Her debut album is “Dewa Che” – a collection of healing Tibetan mantras.  The title means “The Great Peace”.  Ms. Shak-Dagsay focuses on inner peace and tranquility in her music, and this CD is the achievement of both, as well as being an excellent example of this classic Tibetan form of chant.  These are “shortened forms” of the traditional mantras which can be very long as they are “the blessings of all enlightened beings”. 

The music is a provided by various flutes played by Peter Hienrich, sitar/koto/tanpura by Klaus Falshlunger, bass/tanpura/monochord/singing bowls/harmoniums and arrangements by Acama.   Klaus Falshlunger is known for his sitar work in Europe, and Austrian composer Acama is well known for his relaxation music and his work with Tibetan Temple Bells.

The accompanying booklet goes into much detail about the Tibetan Mantras and how to benefit from their healing effects.  There are a total of eleven tracks on the CD, for a total playing time of 72:21.  This is an excellent quality studio recording.

The mantras themselves are passed down from Buddha, and offer protection from negative energies.   While the titles of the tracks are in Tibetan, the booklet does give a “subtitle” for each piece.  Each mantra is described for its use, such as “Men-Lha – The Medicine-Buddha Mantra” which the Tibetan Lamas use to “help improve the patient’s condition”, or “Drip-Sel – The Colored Rain Shower Mantra” which is “recommended to regain clarity of vision and a state in which our actions can be reasonable and wise.”  The booklet is a key element to understanding the mantras and contains much information for using them to their best advantage. 

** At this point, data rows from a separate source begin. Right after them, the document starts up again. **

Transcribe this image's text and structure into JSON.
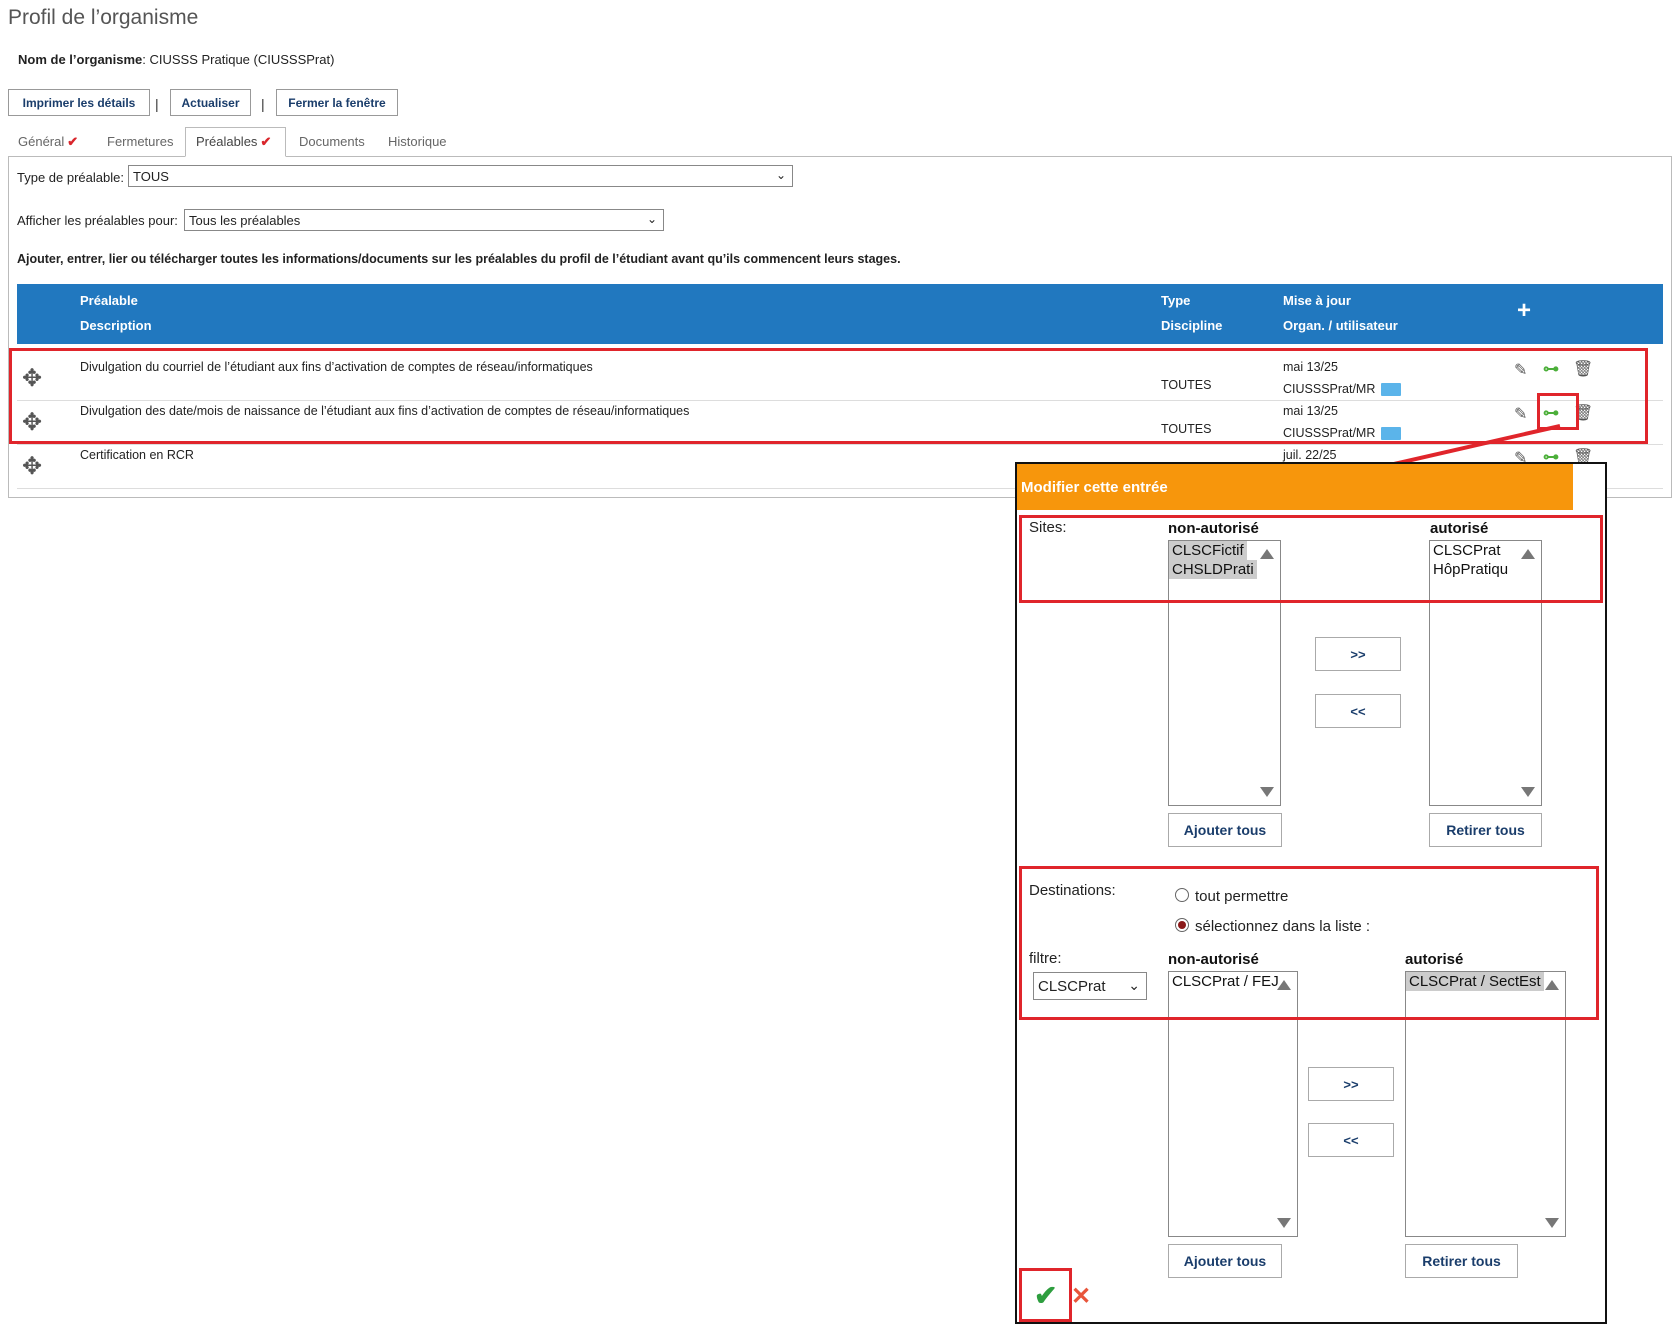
{
  "page": {
    "title": "Profil de l’organisme",
    "org_label": "Nom de l’organisme",
    "org_value": ": CIUSSS Pratique (CIUSSSPrat)"
  },
  "toolbar": {
    "print_label": "Imprimer les détails",
    "refresh_label": "Actualiser",
    "close_label": "Fermer la fenêtre",
    "separator": "|"
  },
  "tabs": [
    {
      "label": "Général",
      "checked": true
    },
    {
      "label": "Fermetures",
      "checked": false
    },
    {
      "label": "Préalables",
      "checked": true,
      "active": true
    },
    {
      "label": "Documents",
      "checked": false
    },
    {
      "label": "Historique",
      "checked": false
    }
  ],
  "filters": {
    "type_label": "Type de préalable:",
    "type_value": "TOUS",
    "show_label": "Afficher les préalables pour:",
    "show_value": "Tous les préalables"
  },
  "instructions": "Ajouter, entrer, lier ou télécharger toutes les informations/documents sur les préalables du profil de l’étudiant avant qu’ils commencent leurs stages.",
  "table": {
    "col1_line1": "Préalable",
    "col1_line2": "Description",
    "col2_line1": "Type",
    "col2_line2": "Discipline",
    "col3_line1": "Mise à jour",
    "col3_line2": "Organ. / utilisateur",
    "add_glyph": "+",
    "rows": [
      {
        "name": "Divulgation du courriel de l’étudiant aux fins d’activation de comptes de réseau/informatiques",
        "discipline": "TOUTES",
        "date": "mai 13/25",
        "user": "CIUSSSPrat/MR"
      },
      {
        "name": "Divulgation des date/mois de naissance de l’étudiant aux fins d’activation de comptes de réseau/informatiques",
        "discipline": "TOUTES",
        "date": "mai 13/25",
        "user": "CIUSSSPrat/MR"
      },
      {
        "name": "Certification en RCR",
        "discipline": "",
        "date": "juil. 22/25",
        "user": ""
      }
    ]
  },
  "modal": {
    "title": "Modifier cette entrée",
    "sites_label": "Sites:",
    "not_allowed": "non-autorisé",
    "allowed": "autorisé",
    "sites_not_allowed": [
      "CLSCFictif",
      "CHSLDPrati"
    ],
    "sites_allowed": [
      "CLSCPrat",
      "HôpPratiqu"
    ],
    "move_right": ">>",
    "move_left": "<<",
    "add_all": "Ajouter tous",
    "remove_all": "Retirer tous",
    "dest_label": "Destinations:",
    "radio_all": "tout permettre",
    "radio_select": "sélectionnez dans la liste :",
    "filter_label": "filtre:",
    "filter_value": "CLSCPrat",
    "dest_not_allowed": [
      "CLSCPrat / FEJ"
    ],
    "dest_allowed": [
      "CLSCPrat / SectEst"
    ],
    "confirm_glyph": "✔",
    "cancel_glyph": "✕"
  },
  "colors": {
    "header_blue": "#2178bf",
    "modal_orange": "#f7960c",
    "highlight_red": "#e0252b",
    "confirm_green": "#2e9e3f"
  }
}
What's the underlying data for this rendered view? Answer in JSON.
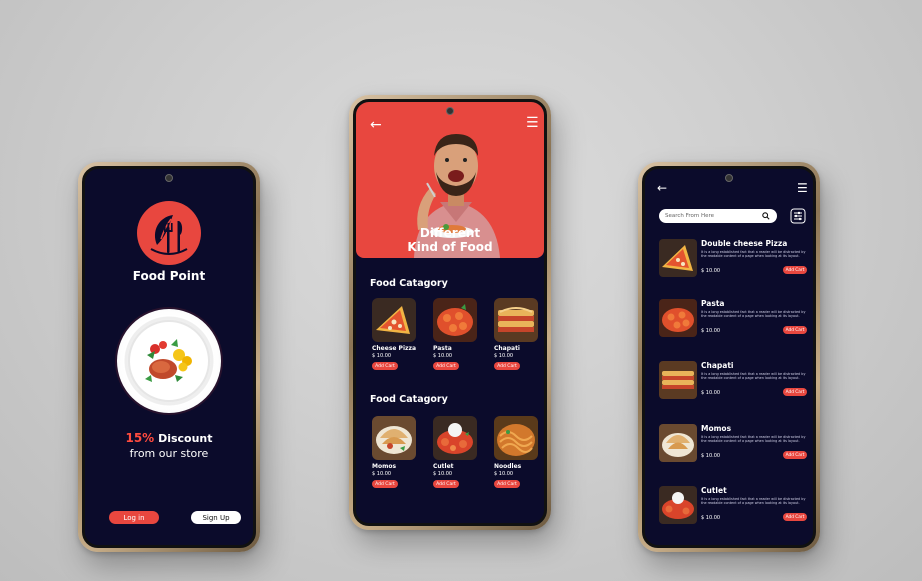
{
  "colors": {
    "accent": "#e8473f",
    "screen_bg": "#0b0b2b",
    "discount": "#ff4b3e"
  },
  "welcome": {
    "brand": "Food Point",
    "discount_pct": "15%",
    "discount_text": "Discount",
    "discount_sub": "from our store",
    "login_label": "Log in",
    "signup_label": "Sign Up"
  },
  "home": {
    "hero_line1": "Different",
    "hero_line2": "Kind of Food",
    "sections": [
      {
        "title": "Food Catagory",
        "items": [
          {
            "name": "Cheese Pizza",
            "price": "$ 10.00",
            "cart": "Add Cart"
          },
          {
            "name": "Pasta",
            "price": "$ 10.00",
            "cart": "Add Cart"
          },
          {
            "name": "Chapati",
            "price": "$ 10.00",
            "cart": "Add Cart"
          }
        ]
      },
      {
        "title": "Food Catagory",
        "items": [
          {
            "name": "Momos",
            "price": "$ 10.00",
            "cart": "Add Cart"
          },
          {
            "name": "Cutlet",
            "price": "$ 10.00",
            "cart": "Add Cart"
          },
          {
            "name": "Noodles",
            "price": "$ 10.00",
            "cart": "Add Cart"
          }
        ]
      }
    ]
  },
  "list": {
    "search_placeholder": "Search From Here",
    "items": [
      {
        "name": "Double cheese Pizza",
        "desc": "It is a long established fact that a reader will be distracted by the readable content of a page when looking at its layout.",
        "price": "$ 10.00",
        "cart": "Add Cart"
      },
      {
        "name": "Pasta",
        "desc": "It is a long established fact that a reader will be distracted by the readable content of a page when looking at its layout.",
        "price": "$ 10.00",
        "cart": "Add Cart"
      },
      {
        "name": "Chapati",
        "desc": "It is a long established fact that a reader will be distracted by the readable content of a page when looking at its layout.",
        "price": "$ 10.00",
        "cart": "Add Cart"
      },
      {
        "name": "Momos",
        "desc": "It is a long established fact that a reader will be distracted by the readable content of a page when looking at its layout.",
        "price": "$ 10.00",
        "cart": "Add Cart"
      },
      {
        "name": "Cutlet",
        "desc": "It is a long established fact that a reader will be distracted by the readable content of a page when looking at its layout.",
        "price": "$ 10.00",
        "cart": "Add Cart"
      }
    ]
  }
}
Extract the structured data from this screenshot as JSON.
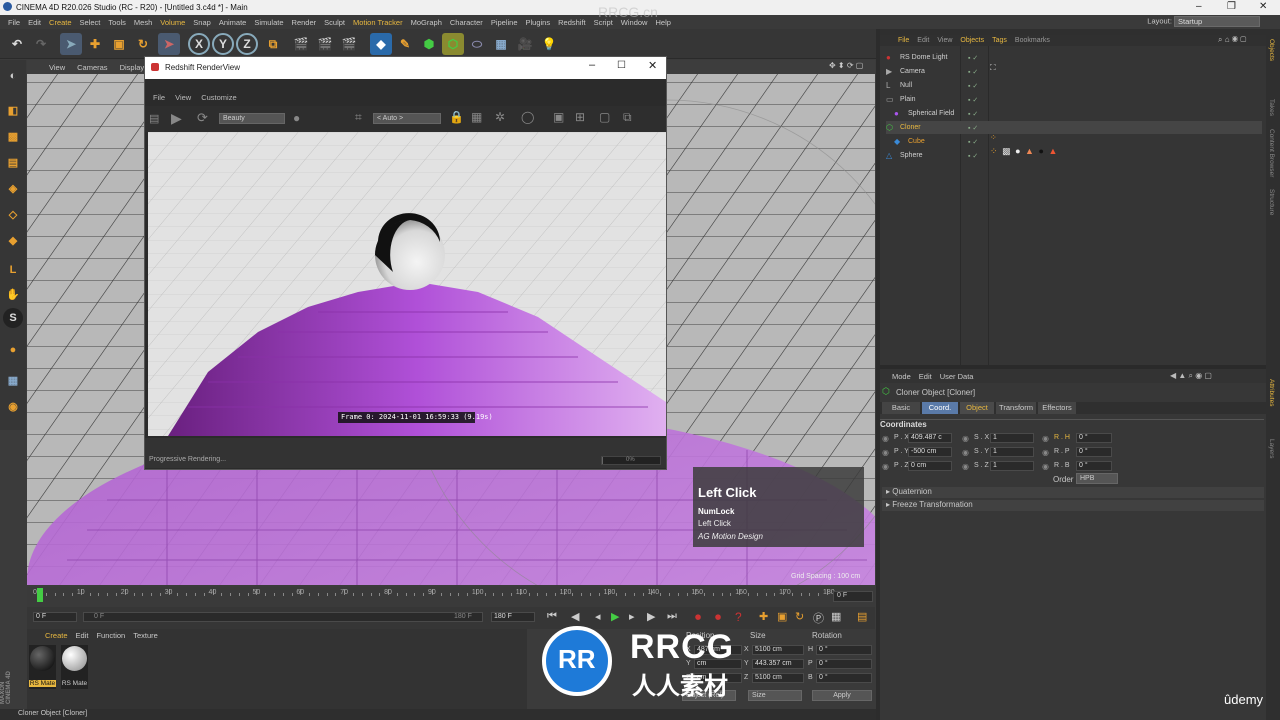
{
  "window": {
    "title": "CINEMA 4D R20.026 Studio (RC - R20) - [Untitled 3.c4d *] - Main"
  },
  "menubar": {
    "items": [
      "File",
      "Edit",
      "Create",
      "Select",
      "Tools",
      "Mesh",
      "Volume",
      "Snap",
      "Animate",
      "Simulate",
      "Render",
      "Sculpt",
      "Motion Tracker",
      "MoGraph",
      "Character",
      "Pipeline",
      "Plugins",
      "Redshift",
      "Script",
      "Window",
      "Help"
    ],
    "layout_label": "Layout:",
    "layout_value": "Startup"
  },
  "viewport": {
    "menu": [
      "View",
      "Cameras",
      "Display"
    ],
    "grid_spacing": "Grid Spacing : 100 cm"
  },
  "renderview": {
    "title": "Redshift RenderView",
    "menu": [
      "File",
      "View",
      "Customize"
    ],
    "aov": "Beauty",
    "res": "< Auto >",
    "frame_info": "Frame 0: 2024-11-01  16:59:33  (9.19s)",
    "status": "Progressive Rendering...",
    "progress": "0%",
    "progress_value": 0.02
  },
  "timeline": {
    "ticks": [
      "0",
      "10",
      "20",
      "30",
      "40",
      "50",
      "60",
      "70",
      "80",
      "90",
      "100",
      "110",
      "120",
      "130",
      "140",
      "150",
      "160",
      "170",
      "180"
    ],
    "frame_end_field": "0 F"
  },
  "playbar": {
    "start": "0 F",
    "range_start": "0 F",
    "range_end": "180 F",
    "end": "180 F"
  },
  "materials": {
    "menu": [
      "Create",
      "Edit",
      "Function",
      "Texture"
    ],
    "items": [
      "RS Mate",
      "RS Mate"
    ]
  },
  "coords": {
    "headers": [
      "Position",
      "Size",
      "Rotation"
    ],
    "rows": [
      {
        "axis": "X",
        "pos": "487 cm",
        "size": "5100 cm",
        "rlabel": "H",
        "rot": "0 °"
      },
      {
        "axis": "Y",
        "pos": "cm",
        "size": "443.357 cm",
        "rlabel": "P",
        "rot": "0 °"
      },
      {
        "axis": "Z",
        "pos": "cm",
        "size": "5100 cm",
        "rlabel": "B",
        "rot": "0 °"
      }
    ],
    "mode": "Object (Rel)",
    "size_mode": "Size",
    "apply": "Apply"
  },
  "status": {
    "text": "Cloner Object [Cloner]"
  },
  "objmgr": {
    "menu": [
      "File",
      "Edit",
      "View",
      "Objects",
      "Tags",
      "Bookmarks"
    ],
    "objects": [
      {
        "name": "RS Dome Light",
        "color": "#d0d0d0",
        "icon": "dome-light-icon"
      },
      {
        "name": "Camera",
        "color": "#d0d0d0",
        "icon": "camera-icon"
      },
      {
        "name": "Null",
        "color": "#d0d0d0",
        "icon": "null-icon"
      },
      {
        "name": "Plain",
        "color": "#d0d0d0",
        "icon": "plain-icon"
      },
      {
        "name": "Spherical Field",
        "color": "#d0d0d0",
        "icon": "field-icon"
      },
      {
        "name": "Cloner",
        "color": "#e8b840",
        "icon": "cloner-icon"
      },
      {
        "name": "Cube",
        "color": "#e8a030",
        "icon": "cube-icon"
      },
      {
        "name": "Sphere",
        "color": "#d0d0d0",
        "icon": "sphere-icon"
      }
    ]
  },
  "attr": {
    "menu": [
      "Mode",
      "Edit",
      "User Data"
    ],
    "title": "Cloner Object [Cloner]",
    "tabs": [
      "Basic",
      "Coord.",
      "Object",
      "Transform",
      "Effectors"
    ],
    "section": "Coordinates",
    "rows": [
      {
        "p": "P . X",
        "pv": "409.487 c",
        "s": "S . X",
        "sv": "1",
        "r": "R . H",
        "rv": "0 °"
      },
      {
        "p": "P . Y",
        "pv": "-500 cm",
        "s": "S . Y",
        "sv": "1",
        "r": "R . P",
        "rv": "0 °"
      },
      {
        "p": "P . Z",
        "pv": "0 cm",
        "s": "S . Z",
        "sv": "1",
        "r": "R . B",
        "rv": "0 °"
      }
    ],
    "order_label": "Order",
    "order": "HPB",
    "groups": [
      "Quaternion",
      "Freeze Transformation"
    ]
  },
  "overlay": {
    "title": "Left Click",
    "line1": "NumLock",
    "line2": "Left Click",
    "line3": "AG Motion Design"
  },
  "watermark": {
    "brand": "RRCG",
    "sub": "人人素材",
    "udemy": "ûdemy",
    "top": "RRCG.cn"
  },
  "side_tabs": [
    "Objects",
    "Takes",
    "Content Browser",
    "Structure",
    "Attributes",
    "Layers"
  ],
  "colors": {
    "accent": "#e8b840",
    "highlight_tab": "#5a7aa8"
  }
}
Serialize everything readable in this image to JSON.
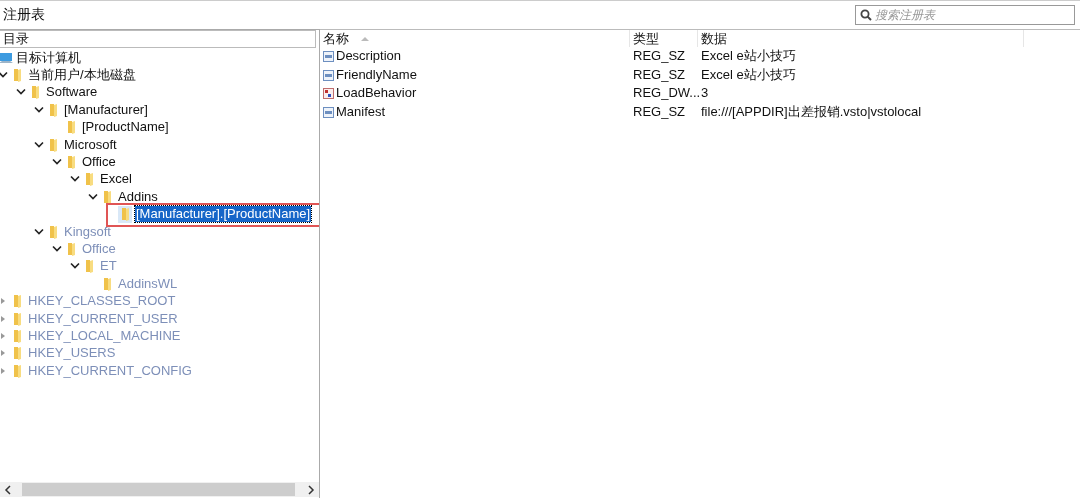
{
  "window": {
    "title": "注册表"
  },
  "search": {
    "placeholder": "搜索注册表"
  },
  "tree": {
    "header": "目录",
    "root": {
      "label": "目标计算机",
      "kind": "computer",
      "children": [
        {
          "label": "当前用户/本地磁盘",
          "expanded": true,
          "dimmed": false,
          "selected": false,
          "children": [
            {
              "label": "Software",
              "expanded": true,
              "dimmed": false,
              "selected": false,
              "children": [
                {
                  "label": "[Manufacturer]",
                  "expanded": true,
                  "dimmed": false,
                  "selected": false,
                  "children": [
                    {
                      "label": "[ProductName]",
                      "dimmed": false,
                      "selected": false
                    }
                  ]
                },
                {
                  "label": "Microsoft",
                  "expanded": true,
                  "dimmed": false,
                  "selected": false,
                  "children": [
                    {
                      "label": "Office",
                      "expanded": true,
                      "dimmed": false,
                      "selected": false,
                      "children": [
                        {
                          "label": "Excel",
                          "expanded": true,
                          "dimmed": false,
                          "selected": false,
                          "children": [
                            {
                              "label": "Addins",
                              "expanded": true,
                              "dimmed": false,
                              "selected": false,
                              "children": [
                                {
                                  "label": "[Manufacturer].[ProductName]",
                                  "dimmed": false,
                                  "selected": true,
                                  "highlighted": true
                                }
                              ]
                            }
                          ]
                        }
                      ]
                    }
                  ]
                },
                {
                  "label": "Kingsoft",
                  "expanded": true,
                  "dimmed": true,
                  "selected": false,
                  "children": [
                    {
                      "label": "Office",
                      "expanded": true,
                      "dimmed": true,
                      "selected": false,
                      "children": [
                        {
                          "label": "ET",
                          "expanded": true,
                          "dimmed": true,
                          "selected": false,
                          "children": [
                            {
                              "label": "AddinsWL",
                              "dimmed": true,
                              "selected": false
                            }
                          ]
                        }
                      ]
                    }
                  ]
                }
              ]
            }
          ]
        },
        {
          "label": "HKEY_CLASSES_ROOT",
          "expanded": false,
          "dimmed": true,
          "selected": false
        },
        {
          "label": "HKEY_CURRENT_USER",
          "expanded": false,
          "dimmed": true,
          "selected": false
        },
        {
          "label": "HKEY_LOCAL_MACHINE",
          "expanded": false,
          "dimmed": true,
          "selected": false
        },
        {
          "label": "HKEY_USERS",
          "expanded": false,
          "dimmed": true,
          "selected": false
        },
        {
          "label": "HKEY_CURRENT_CONFIG",
          "expanded": false,
          "dimmed": true,
          "selected": false
        }
      ]
    }
  },
  "values": {
    "columns": [
      "名称",
      "类型",
      "数据"
    ],
    "rows": [
      {
        "name": "Description",
        "kind": "string",
        "type": "REG_SZ",
        "data": "Excel e站小技巧"
      },
      {
        "name": "FriendlyName",
        "kind": "string",
        "type": "REG_SZ",
        "data": "Excel e站小技巧"
      },
      {
        "name": "LoadBehavior",
        "kind": "dword",
        "type": "REG_DW...",
        "data": "3"
      },
      {
        "name": "Manifest",
        "kind": "string",
        "type": "REG_SZ",
        "data": "file:///[APPDIR]出差报销.vsto|vstolocal"
      }
    ]
  }
}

Ms. Shak-Dagsay’s voice is light, rich, floating and comfortable for the western ear.  The music truly accompanies the vocals here, never overpowering them.   I never found the CD to be droning as some of these CDs can get with repetition.  Rather, I found this to be relaxing and spiritually contemplative.  Her vocals are very enjoyable, almost soothing to the ear as well as the spirit.   At times she harmonizes with herself, again presenting soft harmonies, never intrusive.  The music almost disappears behind her voice, yet comes to the front to fill the spaces between the phrasing.  But all of it can be moved to the background while working, so it is never invasive.    I found personally that the combination of music and mantra promoted a very gentle feeling of comfort and peace. 

Overall I found this CD to be a wonderful introduction to Tibetan Mantras, delightful, insightful and a piece of interesting and historical culture.  The art form is expertly preserved for us by Dechen Shak-Dagsay and if you are interested in cultural art, Tibetan chant and mantras, you will find this an excellent addition to your collection.

Reviewed by MA Foster